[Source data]
☆ ☆ ☆
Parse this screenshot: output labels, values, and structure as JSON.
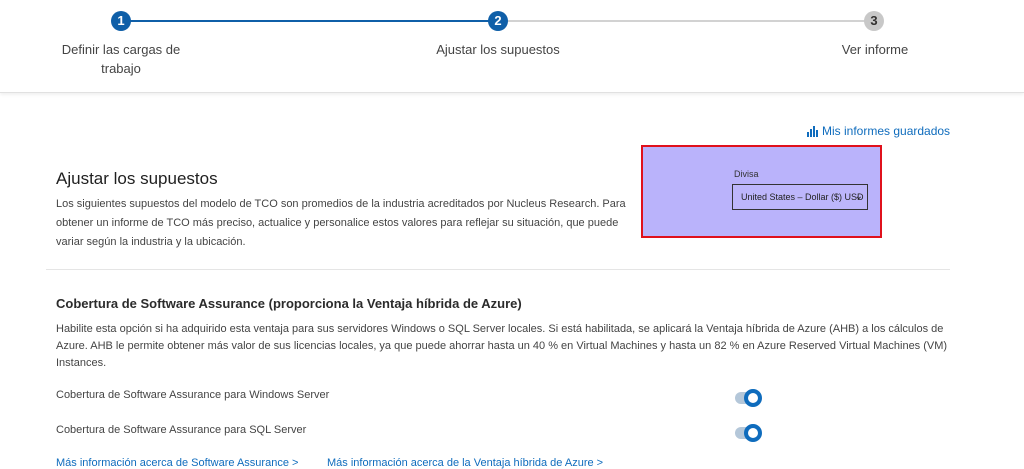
{
  "stepper": {
    "steps": [
      {
        "number": "1",
        "label": "Definir las cargas de trabajo",
        "state": "done"
      },
      {
        "number": "2",
        "label": "Ajustar los supuestos",
        "state": "active"
      },
      {
        "number": "3",
        "label": "Ver informe",
        "state": "upcoming"
      }
    ],
    "step1_label_line1": "Definir las cargas de",
    "step1_label_line2": "trabajo"
  },
  "saved_reports": {
    "icon": "bar-chart-icon",
    "label": "Mis informes guardados"
  },
  "section": {
    "title": "Ajustar los supuestos",
    "description": "Los siguientes supuestos del modelo de TCO son promedios de la industria acreditados por Nucleus Research. Para obtener un informe de TCO más preciso, actualice y personalice estos valores para reflejar su situación, que puede variar según la industria y la ubicación."
  },
  "currency": {
    "label": "Divisa",
    "selected": "United States – Dollar ($) USD",
    "icon": "chevron-down-icon"
  },
  "software_assurance": {
    "title": "Cobertura de Software Assurance (proporciona la Ventaja híbrida de Azure)",
    "description": "Habilite esta opción si ha adquirido esta ventaja para sus servidores Windows o SQL Server locales. Si está habilitada, se aplicará la Ventaja híbrida de Azure (AHB) a los cálculos de Azure. AHB le permite obtener más valor de sus licencias locales, ya que puede ahorrar hasta un 40 % en Virtual Machines y hasta un 82 % en Azure Reserved Virtual Machines (VM) Instances.",
    "toggles": [
      {
        "label": "Cobertura de Software Assurance para Windows Server",
        "on": true
      },
      {
        "label": "Cobertura de Software Assurance para SQL Server",
        "on": true
      }
    ],
    "links": [
      "Más información acerca de Software Assurance >",
      "Más información acerca de la Ventaja híbrida de Azure >"
    ]
  },
  "colors": {
    "accent": "#0f6cbd",
    "step_active": "#0f5fa8",
    "highlight_fill": "#bab3fb",
    "highlight_border": "#e0111c"
  }
}
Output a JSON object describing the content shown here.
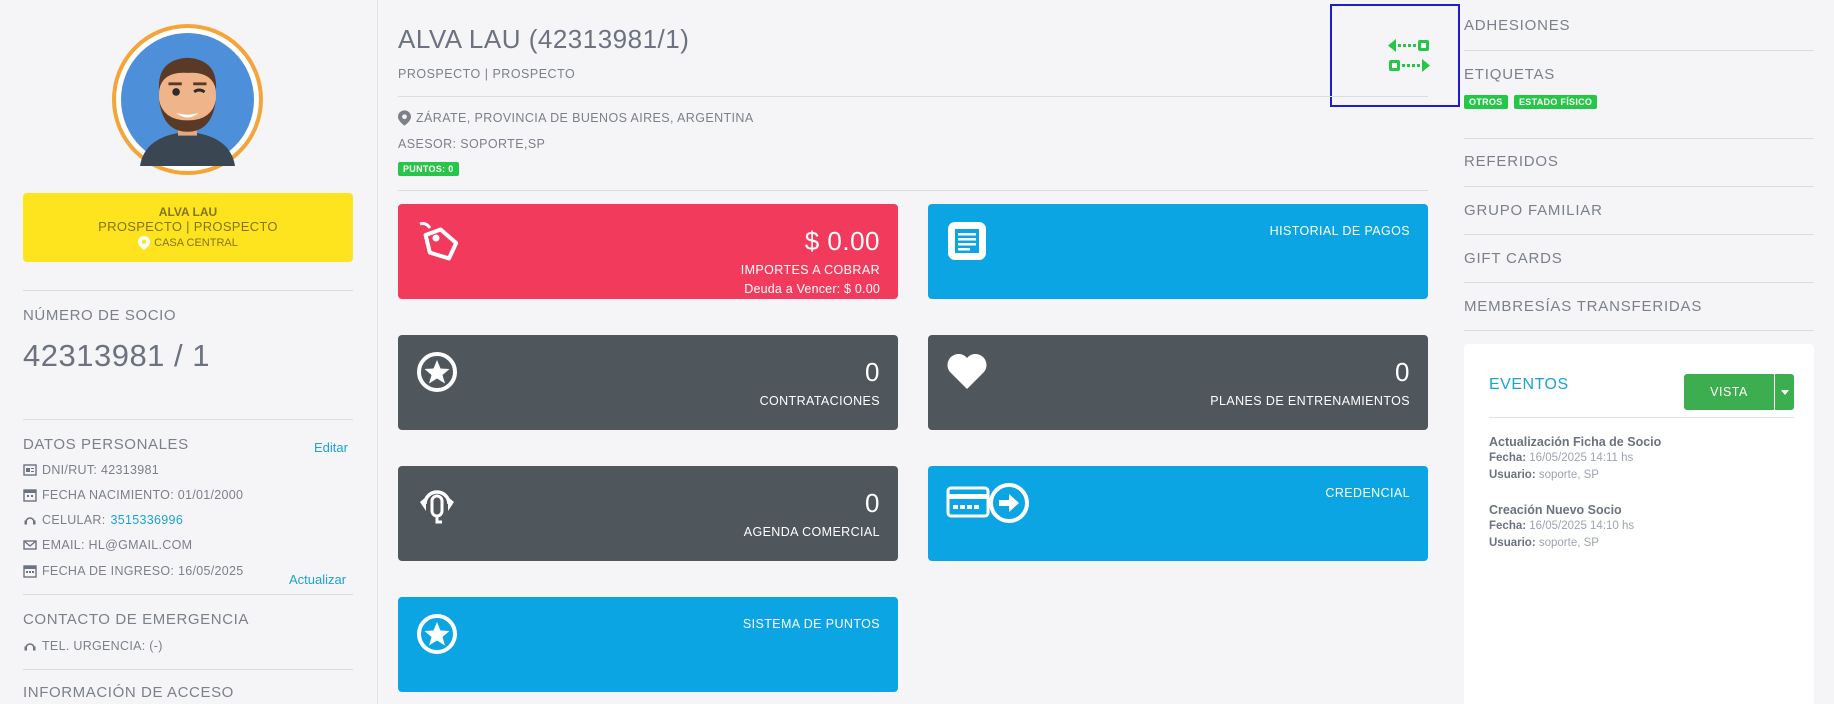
{
  "profile": {
    "name": "ALVA LAU",
    "status": "PROSPECTO | PROSPECTO",
    "branch": "CASA CENTRAL"
  },
  "member": {
    "number_label": "NÚMERO DE SOCIO",
    "number": "42313981 / 1"
  },
  "personal": {
    "title": "DATOS PERSONALES",
    "edit_label": "Editar",
    "dni": "DNI/RUT: 42313981",
    "birth": "FECHA NACIMIENTO: 01/01/2000",
    "cell_prefix": "CELULAR:",
    "cell": "3515336996",
    "email": "EMAIL: HL@GMAIL.COM",
    "join": "FECHA DE INGRESO: 16/05/2025",
    "update_label": "Actualizar"
  },
  "emergency": {
    "title": "CONTACTO DE EMERGENCIA",
    "phone": "TEL. URGENCIA: (-)"
  },
  "access": {
    "title": "INFORMACIÓN DE ACCESO"
  },
  "header": {
    "title": "ALVA LAU (42313981/1)",
    "subtitle": "PROSPECTO | PROSPECTO",
    "location": "ZÁRATE, PROVINCIA DE BUENOS AIRES, ARGENTINA",
    "advisor": "ASESOR: SOPORTE,SP",
    "points_badge": "PUNTOS: 0"
  },
  "tiles": {
    "cobrar": {
      "value": "$ 0.00",
      "label": "IMPORTES A COBRAR",
      "sub": "Deuda a Vencer: $ 0.00"
    },
    "historial": {
      "label": "HISTORIAL DE PAGOS"
    },
    "contrataciones": {
      "value": "0",
      "label": "CONTRATACIONES"
    },
    "planes": {
      "value": "0",
      "label": "PLANES DE ENTRENAMIENTOS"
    },
    "agenda": {
      "value": "0",
      "label": "AGENDA COMERCIAL"
    },
    "credencial": {
      "label": "CREDENCIAL"
    },
    "puntos": {
      "label": "SISTEMA DE PUNTOS"
    }
  },
  "right_menu": {
    "adhesiones": "ADHESIONES",
    "etiquetas": "ETIQUETAS",
    "tags": [
      "OTROS",
      "ESTADO FÍSICO"
    ],
    "referidos": "REFERIDOS",
    "grupo": "GRUPO FAMILIAR",
    "gift": "GIFT CARDS",
    "membresias": "MEMBRESÍAS TRANSFERIDAS"
  },
  "events": {
    "title": "EVENTOS",
    "view_button": "VISTA",
    "entries": [
      {
        "heading": "Actualización Ficha de Socio",
        "date_label": "Fecha:",
        "date": "16/05/2025 14:11 hs",
        "user_label": "Usuario:",
        "user": "soporte, SP"
      },
      {
        "heading": "Creación Nuevo Socio",
        "date_label": "Fecha:",
        "date": "16/05/2025 14:10 hs",
        "user_label": "Usuario:",
        "user": "soporte, SP"
      }
    ]
  },
  "colors": {
    "accent": "#1aa3d6",
    "green": "#26c749",
    "red_tile": "#f23b5c",
    "dark_tile": "#4f575d",
    "blue_tile": "#0aa5e2",
    "yellow_card": "#fde41f",
    "highlight_box": "#1e1ec8"
  },
  "icons": [
    "location-pin-icon",
    "tag-icon",
    "document-icon",
    "star-icon",
    "heart-icon",
    "headset-icon",
    "credit-card-icon",
    "arrow-right-circle-icon",
    "swap-arrows-icon",
    "id-card-icon",
    "calendar-icon",
    "phone-icon",
    "envelope-icon"
  ]
}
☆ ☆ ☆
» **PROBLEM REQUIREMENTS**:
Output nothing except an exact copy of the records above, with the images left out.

» **REPLY TO THE TASK**:
Parse this screenshot: output labels, values, and structure as JSON.
{
  "stepper": {
    "steps": [
      {
        "number": "1",
        "label": "Definir las cargas de trabajo",
        "state": "done"
      },
      {
        "number": "2",
        "label": "Ajustar los supuestos",
        "state": "active"
      },
      {
        "number": "3",
        "label": "Ver informe",
        "state": "upcoming"
      }
    ],
    "step1_label_line1": "Definir las cargas de",
    "step1_label_line2": "trabajo"
  },
  "saved_reports": {
    "icon": "bar-chart-icon",
    "label": "Mis informes guardados"
  },
  "section": {
    "title": "Ajustar los supuestos",
    "description": "Los siguientes supuestos del modelo de TCO son promedios de la industria acreditados por Nucleus Research. Para obtener un informe de TCO más preciso, actualice y personalice estos valores para reflejar su situación, que puede variar según la industria y la ubicación."
  },
  "currency": {
    "label": "Divisa",
    "selected": "United States – Dollar ($) USD",
    "icon": "chevron-down-icon"
  },
  "software_assurance": {
    "title": "Cobertura de Software Assurance (proporciona la Ventaja híbrida de Azure)",
    "description": "Habilite esta opción si ha adquirido esta ventaja para sus servidores Windows o SQL Server locales. Si está habilitada, se aplicará la Ventaja híbrida de Azure (AHB) a los cálculos de Azure. AHB le permite obtener más valor de sus licencias locales, ya que puede ahorrar hasta un 40 % en Virtual Machines y hasta un 82 % en Azure Reserved Virtual Machines (VM) Instances.",
    "toggles": [
      {
        "label": "Cobertura de Software Assurance para Windows Server",
        "on": true
      },
      {
        "label": "Cobertura de Software Assurance para SQL Server",
        "on": true
      }
    ],
    "links": [
      "Más información acerca de Software Assurance >",
      "Más información acerca de la Ventaja híbrida de Azure >"
    ]
  },
  "colors": {
    "accent": "#0f6cbd",
    "step_active": "#0f5fa8",
    "highlight_fill": "#bab3fb",
    "highlight_border": "#e0111c"
  }
}
Output a JSON object describing the content shown here.
{
  "profile": {
    "name": "ALVA LAU",
    "status": "PROSPECTO | PROSPECTO",
    "branch": "CASA CENTRAL"
  },
  "member": {
    "number_label": "NÚMERO DE SOCIO",
    "number": "42313981 / 1"
  },
  "personal": {
    "title": "DATOS PERSONALES",
    "edit_label": "Editar",
    "dni": "DNI/RUT: 42313981",
    "birth": "FECHA NACIMIENTO: 01/01/2000",
    "cell_prefix": "CELULAR:",
    "cell": "3515336996",
    "email": "EMAIL: HL@GMAIL.COM",
    "join": "FECHA DE INGRESO: 16/05/2025",
    "update_label": "Actualizar"
  },
  "emergency": {
    "title": "CONTACTO DE EMERGENCIA",
    "phone": "TEL. URGENCIA: (-)"
  },
  "access": {
    "title": "INFORMACIÓN DE ACCESO"
  },
  "header": {
    "title": "ALVA LAU (42313981/1)",
    "subtitle": "PROSPECTO | PROSPECTO",
    "location": "ZÁRATE, PROVINCIA DE BUENOS AIRES, ARGENTINA",
    "advisor": "ASESOR: SOPORTE,SP",
    "points_badge": "PUNTOS: 0"
  },
  "tiles": {
    "cobrar": {
      "value": "$ 0.00",
      "label": "IMPORTES A COBRAR",
      "sub": "Deuda a Vencer: $ 0.00"
    },
    "historial": {
      "label": "HISTORIAL DE PAGOS"
    },
    "contrataciones": {
      "value": "0",
      "label": "CONTRATACIONES"
    },
    "planes": {
      "value": "0",
      "label": "PLANES DE ENTRENAMIENTOS"
    },
    "agenda": {
      "value": "0",
      "label": "AGENDA COMERCIAL"
    },
    "credencial": {
      "label": "CREDENCIAL"
    },
    "puntos": {
      "label": "SISTEMA DE PUNTOS"
    }
  },
  "right_menu": {
    "adhesiones": "ADHESIONES",
    "etiquetas": "ETIQUETAS",
    "tags": [
      "OTROS",
      "ESTADO FÍSICO"
    ],
    "referidos": "REFERIDOS",
    "grupo": "GRUPO FAMILIAR",
    "gift": "GIFT CARDS",
    "membresias": "MEMBRESÍAS TRANSFERIDAS"
  },
  "events": {
    "title": "EVENTOS",
    "view_button": "VISTA",
    "entries": [
      {
        "heading": "Actualización Ficha de Socio",
        "date_label": "Fecha:",
        "date": "16/05/2025 14:11 hs",
        "user_label": "Usuario:",
        "user": "soporte, SP"
      },
      {
        "heading": "Creación Nuevo Socio",
        "date_label": "Fecha:",
        "date": "16/05/2025 14:10 hs",
        "user_label": "Usuario:",
        "user": "soporte, SP"
      }
    ]
  },
  "colors": {
    "accent": "#1aa3d6",
    "green": "#26c749",
    "red_tile": "#f23b5c",
    "dark_tile": "#4f575d",
    "blue_tile": "#0aa5e2",
    "yellow_card": "#fde41f",
    "highlight_box": "#1e1ec8"
  },
  "icons": [
    "location-pin-icon",
    "tag-icon",
    "document-icon",
    "star-icon",
    "heart-icon",
    "headset-icon",
    "credit-card-icon",
    "arrow-right-circle-icon",
    "swap-arrows-icon",
    "id-card-icon",
    "calendar-icon",
    "phone-icon",
    "envelope-icon"
  ]
}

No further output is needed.